Towards the end of the play, she tells him that his feelings for Catherine are misplaced and can never come to anything. Tragically, he cannot admit to himself that he loves Catherine, that he is not interested in his wife anymore and is not fulfilling the role of a husband, and perhaps even that he is gay. Why did he do all this? It was directed by and the cast included , , and a young. This is the gullet of New York swallowing the tonnage of the world. The play's director, Ulu Grosbard, suggested to Arthur Miller that Hoffman would one day make a great a role that Hoffman would later play to great acclaim. What is Eddie's relation to Beatrice? Marco has to think before he can speak in whole phrases or sentences: this means he says little, which reinforces two ideas: that Marcois thoughtful, and that he is a man of action, rather than words. All the law is not in a book.

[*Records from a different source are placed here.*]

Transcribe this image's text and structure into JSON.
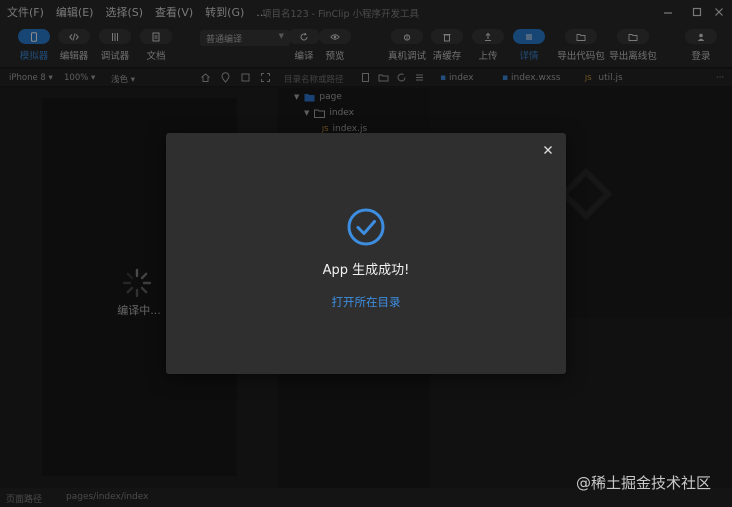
{
  "menu": {
    "items": [
      "文件(F)",
      "编辑(E)",
      "选择(S)",
      "查看(V)",
      "转到(G)",
      "..."
    ],
    "title": "项目名123 - FinClip 小程序开发工具"
  },
  "toolbar": {
    "simulator": "模拟器",
    "editor": "编辑器",
    "debugger": "调试器",
    "docs": "文档",
    "compile_mode": "普通编译",
    "compile": "编译",
    "preview": "预览",
    "real_debug": "真机调试",
    "clear_cache": "清缓存",
    "upload": "上传",
    "details": "详情",
    "export_code": "导出代码包",
    "export_offline": "导出离线包",
    "login": "登录"
  },
  "subbar": {
    "device": "iPhone 8",
    "zoom": "100%",
    "theme": "浅色",
    "file_search_placeholder": "目录名称或路径"
  },
  "tabs": [
    {
      "label": "index",
      "tag": ""
    },
    {
      "label": "index.wxss",
      "tag": ""
    },
    {
      "label": "util.js",
      "tag": "JS"
    }
  ],
  "tree": {
    "page": "page",
    "index": "index",
    "index_js": "index.js",
    "js_tag": "JS"
  },
  "simulator": {
    "status": "编译中..."
  },
  "dialog": {
    "message": "App 生成成功!",
    "open_dir": "打开所在目录"
  },
  "statusbar": {
    "path_label": "页面路径",
    "path_value": "pages/index/index"
  },
  "watermark": "@稀土掘金技术社区",
  "colors": {
    "accent": "#2a7fd4",
    "link": "#3d8ee0",
    "dialog_bg": "#2f2f2f"
  }
}
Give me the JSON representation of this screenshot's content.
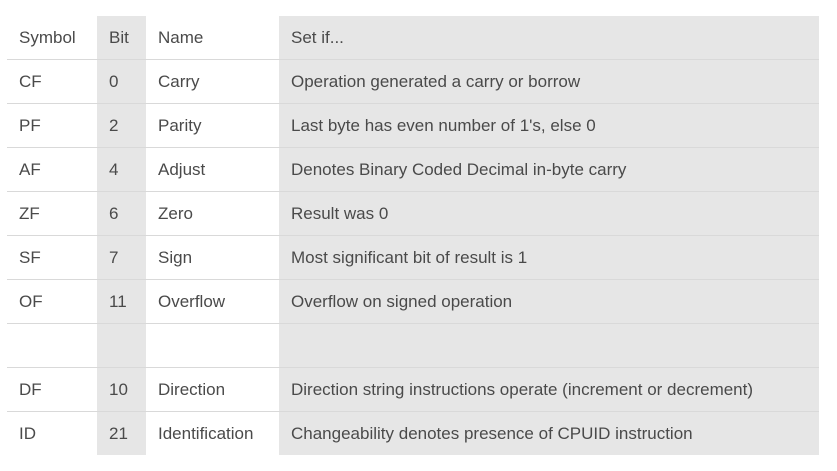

The arrival of these illegal immigrants changes Eddie and Catherine's relationship more than they could have ever imagined. Although Eddie seems unable to understand his feelings for his niece until the end of the play, other characters are aware. He is quite a large man. It wasn't even a play. The Young Vic production later moved to Broadway with its British cast intact. The respect that he becomes used to is now shared by the women in his life between the men in his house and he craves for more attention.
Miller said that he heard the basic account that developed into the plot of A View from the Bridge from a lawyer who worked with longshoremen, who related it to him as a true story. This wouldn't be a total lie, like it almost always is on Law and Order. He fixates on Marco's accusation because it threatens the only thing he has left—the last shards of a self. Beatrice is the first to express this possibility in her conversation with Catherine. Unlike the fellows before him, he isn't royalty of any kind; he's just your average everyday working man. He knows deep down that all is lost for him—his family hates him, the neighborhood has turned against him, and he has violated moral law. Once he has recognized his sinful love for Catherine, Eddie seems to find himself once again—which may explain why he is able to reconcile his relationship with Beatrice.
Eddie's great attention to his attractive niece and impotence in his own marital relationship immediately makes this meaning clear. An Ancient Greek tragedy was a play where fate brings about the downfall of the characters involved. It is set in the Italian-American neighbourhood, situated in Red Hook, near Brooklyn Bridge in New York. This moment may bring Eddie out of his madness enough to lie in Beatrice's arms as he bleeds to death. Why doesn't Eddie want Catherine to start work? The elder cousin, Marco, is a strong man and is married and Eddie also initially gets along very well with him. Eddie returns home one afternoon with the news that Beatrice's two cousins, brothers Marco and Rodolpho, have safely arrived in New York as illegal immigrants. The lesson follows a clear, logical, bite-size learning journey, which guides students towards differentiated learning objectives.
I confess that something perversely pure calls to me from his memory—not purely good, but himself purely, for he allowed himself to be wholly known and for that I think I will love him more than all my sensible clients. Everything would've been hunky dory if he'd just let Catherine and Rodolpho get married, but then that pesky old hamatria kicks in and everybody suffers. . Beatrice is, by nature, a sensitive and emotionally aware woman. He consistently turns away from analyzing his own motivations as well as from listening to the advice and probing questions of others.